Nevertheless, the news stunned him at the time. Literally. Assessment: “I was even more disillusioned than I was. And I delved even deeper into drugs. It should have done the opposite, right? »

This time it happens every weekend. To repeat. “And not little three-hour drives…” And yes, his life, his job, his health and his (other) friends are starting to suffer.

And no, he doesn’t really protect himself anymore. Because in the group “everyone is already HIV-positive,” they say. “And it is true, he confirms, that there is a high prevalence of HIV in this community of drug users, but not all. »

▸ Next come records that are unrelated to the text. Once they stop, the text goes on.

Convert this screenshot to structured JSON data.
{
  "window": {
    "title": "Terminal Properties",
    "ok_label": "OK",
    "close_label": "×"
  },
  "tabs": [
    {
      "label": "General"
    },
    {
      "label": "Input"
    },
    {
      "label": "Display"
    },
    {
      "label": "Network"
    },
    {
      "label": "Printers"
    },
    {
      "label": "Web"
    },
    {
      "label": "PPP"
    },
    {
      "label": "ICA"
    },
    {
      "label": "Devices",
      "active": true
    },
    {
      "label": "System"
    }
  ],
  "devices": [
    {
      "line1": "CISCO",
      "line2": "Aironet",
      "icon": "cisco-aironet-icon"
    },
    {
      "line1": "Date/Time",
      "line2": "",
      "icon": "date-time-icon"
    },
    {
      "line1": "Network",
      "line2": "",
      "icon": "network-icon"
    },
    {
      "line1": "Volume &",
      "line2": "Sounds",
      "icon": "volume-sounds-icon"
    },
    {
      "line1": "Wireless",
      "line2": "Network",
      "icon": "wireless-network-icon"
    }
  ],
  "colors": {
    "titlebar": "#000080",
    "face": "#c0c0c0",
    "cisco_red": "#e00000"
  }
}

He could have stayed there and he knows it. But where Jonathan had a “tilt” was when he saw people injecting themselves. “I have phew. […] That went too far…”

And yes, that was enough. Admittedly, “it didn’t happen overnight”. He had a relapse. Even a buffer relationship with a cocaine addict (“in my head it was less bad and almost funny too!”). Nevertheless, at the turn of the forties, Jonathan decided to change his life. Change of job, bonus.

The alarm signal had sounded. I managed to complete my journey…


He went back to college, graduated, and found a job in a world that was both related and opposite: intervention. “I put my libido back into my studies. […] I want to do good! »

Better: He also met a new man, a man who does not use, does not have HIV (“a nice surprise”), with whom he now lives a “rewarding” sexuality.

enriching? If you want to know everything, no, it’s not quite as “intense” as what he’s experienced in the past. Jonathan is formal. “It’s not that hot. […] We are less intense, more intimate. […] Except that there, on Sunday morning, having a friend make me pancakes has more value than intensity at any cost, more value than fireworks that don’t last that long, finally…”

* Fictitious name to maintain anonymity